__TASK OBJECTIVE__: This exercise calls for every record to be set down exactly.

[Records from a dataset]

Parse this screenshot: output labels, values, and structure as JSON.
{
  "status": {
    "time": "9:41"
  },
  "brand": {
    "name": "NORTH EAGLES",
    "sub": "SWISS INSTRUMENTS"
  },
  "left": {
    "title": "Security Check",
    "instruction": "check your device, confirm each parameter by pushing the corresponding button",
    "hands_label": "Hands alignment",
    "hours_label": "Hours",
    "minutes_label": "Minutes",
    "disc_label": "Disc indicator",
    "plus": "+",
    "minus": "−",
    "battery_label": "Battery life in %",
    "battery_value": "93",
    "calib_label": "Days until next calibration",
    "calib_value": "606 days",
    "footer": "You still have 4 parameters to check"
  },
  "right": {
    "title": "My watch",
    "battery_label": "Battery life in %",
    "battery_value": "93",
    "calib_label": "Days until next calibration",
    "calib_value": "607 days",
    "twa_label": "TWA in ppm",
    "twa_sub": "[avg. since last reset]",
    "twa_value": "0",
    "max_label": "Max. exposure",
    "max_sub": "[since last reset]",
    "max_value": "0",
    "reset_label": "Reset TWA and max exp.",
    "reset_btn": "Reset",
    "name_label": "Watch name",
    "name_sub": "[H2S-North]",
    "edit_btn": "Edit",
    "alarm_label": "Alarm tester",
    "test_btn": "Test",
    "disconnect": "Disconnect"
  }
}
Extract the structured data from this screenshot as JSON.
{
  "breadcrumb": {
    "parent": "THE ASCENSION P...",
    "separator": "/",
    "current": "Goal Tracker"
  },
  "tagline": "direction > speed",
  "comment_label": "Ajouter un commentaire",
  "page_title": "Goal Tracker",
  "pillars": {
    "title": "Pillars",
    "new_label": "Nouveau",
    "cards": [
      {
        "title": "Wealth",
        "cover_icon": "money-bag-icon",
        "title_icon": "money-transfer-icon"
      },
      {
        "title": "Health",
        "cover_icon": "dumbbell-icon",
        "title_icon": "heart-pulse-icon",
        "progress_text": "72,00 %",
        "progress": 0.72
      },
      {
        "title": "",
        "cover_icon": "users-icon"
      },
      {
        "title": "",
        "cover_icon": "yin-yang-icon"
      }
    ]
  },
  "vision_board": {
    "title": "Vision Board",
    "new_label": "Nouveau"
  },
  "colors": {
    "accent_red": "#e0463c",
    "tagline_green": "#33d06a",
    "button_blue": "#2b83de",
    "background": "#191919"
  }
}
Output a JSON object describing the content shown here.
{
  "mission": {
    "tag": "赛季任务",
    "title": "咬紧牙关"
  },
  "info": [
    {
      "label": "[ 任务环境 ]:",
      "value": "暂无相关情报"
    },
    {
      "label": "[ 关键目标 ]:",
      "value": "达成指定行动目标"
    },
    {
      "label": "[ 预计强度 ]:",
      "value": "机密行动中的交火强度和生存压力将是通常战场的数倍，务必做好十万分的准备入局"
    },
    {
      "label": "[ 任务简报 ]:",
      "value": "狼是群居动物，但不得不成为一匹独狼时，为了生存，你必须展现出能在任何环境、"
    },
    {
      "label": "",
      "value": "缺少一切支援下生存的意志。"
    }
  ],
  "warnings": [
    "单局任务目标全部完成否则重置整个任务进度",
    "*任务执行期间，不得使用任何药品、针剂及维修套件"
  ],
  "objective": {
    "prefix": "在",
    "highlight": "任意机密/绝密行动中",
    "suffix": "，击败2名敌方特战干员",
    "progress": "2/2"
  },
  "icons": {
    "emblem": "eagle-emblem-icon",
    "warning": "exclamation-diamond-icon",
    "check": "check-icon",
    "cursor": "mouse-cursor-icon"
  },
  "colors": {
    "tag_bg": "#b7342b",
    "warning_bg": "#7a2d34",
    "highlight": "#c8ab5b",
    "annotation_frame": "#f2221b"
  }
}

__TASK RESULT__:
Parse this screenshot: output labels, values, and structure as JSON.
{
  "status": {
    "time": "9:41"
  },
  "brand": {
    "name": "NORTH EAGLES",
    "sub": "SWISS INSTRUMENTS"
  },
  "left": {
    "title": "Security Check",
    "instruction": "check your device, confirm each parameter by pushing the corresponding button",
    "hands_label": "Hands alignment",
    "hours_label": "Hours",
    "minutes_label": "Minutes",
    "disc_label": "Disc indicator",
    "plus": "+",
    "minus": "−",
    "battery_label": "Battery life in %",
    "battery_value": "93",
    "calib_label": "Days until next calibration",
    "calib_value": "606 days",
    "footer": "You still have 4 parameters to check"
  },
  "right": {
    "title": "My watch",
    "battery_label": "Battery life in %",
    "battery_value": "93",
    "calib_label": "Days until next calibration",
    "calib_value": "607 days",
    "twa_label": "TWA in ppm",
    "twa_sub": "[avg. since last reset]",
    "twa_value": "0",
    "max_label": "Max. exposure",
    "max_sub": "[since last reset]",
    "max_value": "0",
    "reset_label": "Reset TWA and max exp.",
    "reset_btn": "Reset",
    "name_label": "Watch name",
    "name_sub": "[H2S-North]",
    "edit_btn": "Edit",
    "alarm_label": "Alarm tester",
    "test_btn": "Test",
    "disconnect": "Disconnect"
  }
}
Extract the structured data from this screenshot as JSON.
{
  "breadcrumb": {
    "parent": "THE ASCENSION P...",
    "separator": "/",
    "current": "Goal Tracker"
  },
  "tagline": "direction > speed",
  "comment_label": "Ajouter un commentaire",
  "page_title": "Goal Tracker",
  "pillars": {
    "title": "Pillars",
    "new_label": "Nouveau",
    "cards": [
      {
        "title": "Wealth",
        "cover_icon": "money-bag-icon",
        "title_icon": "money-transfer-icon"
      },
      {
        "title": "Health",
        "cover_icon": "dumbbell-icon",
        "title_icon": "heart-pulse-icon",
        "progress_text": "72,00 %",
        "progress": 0.72
      },
      {
        "title": "",
        "cover_icon": "users-icon"
      },
      {
        "title": "",
        "cover_icon": "yin-yang-icon"
      }
    ]
  },
  "vision_board": {
    "title": "Vision Board",
    "new_label": "Nouveau"
  },
  "colors": {
    "accent_red": "#e0463c",
    "tagline_green": "#33d06a",
    "button_blue": "#2b83de",
    "background": "#191919"
  }
}
Output a JSON object describing the content shown here.
{
  "mission": {
    "tag": "赛季任务",
    "title": "咬紧牙关"
  },
  "info": [
    {
      "label": "[ 任务环境 ]:",
      "value": "暂无相关情报"
    },
    {
      "label": "[ 关键目标 ]:",
      "value": "达成指定行动目标"
    },
    {
      "label": "[ 预计强度 ]:",
      "value": "机密行动中的交火强度和生存压力将是通常战场的数倍，务必做好十万分的准备入局"
    },
    {
      "label": "[ 任务简报 ]:",
      "value": "狼是群居动物，但不得不成为一匹独狼时，为了生存，你必须展现出能在任何环境、"
    },
    {
      "label": "",
      "value": "缺少一切支援下生存的意志。"
    }
  ],
  "warnings": [
    "单局任务目标全部完成否则重置整个任务进度",
    "*任务执行期间，不得使用任何药品、针剂及维修套件"
  ],
  "objective": {
    "prefix": "在",
    "highlight": "任意机密/绝密行动中",
    "suffix": "，击败2名敌方特战干员",
    "progress": "2/2"
  },
  "icons": {
    "emblem": "eagle-emblem-icon",
    "warning": "exclamation-diamond-icon",
    "check": "check-icon",
    "cursor": "mouse-cursor-icon"
  },
  "colors": {
    "tag_bg": "#b7342b",
    "warning_bg": "#7a2d34",
    "highlight": "#c8ab5b",
    "annotation_frame": "#f2221b"
  }
}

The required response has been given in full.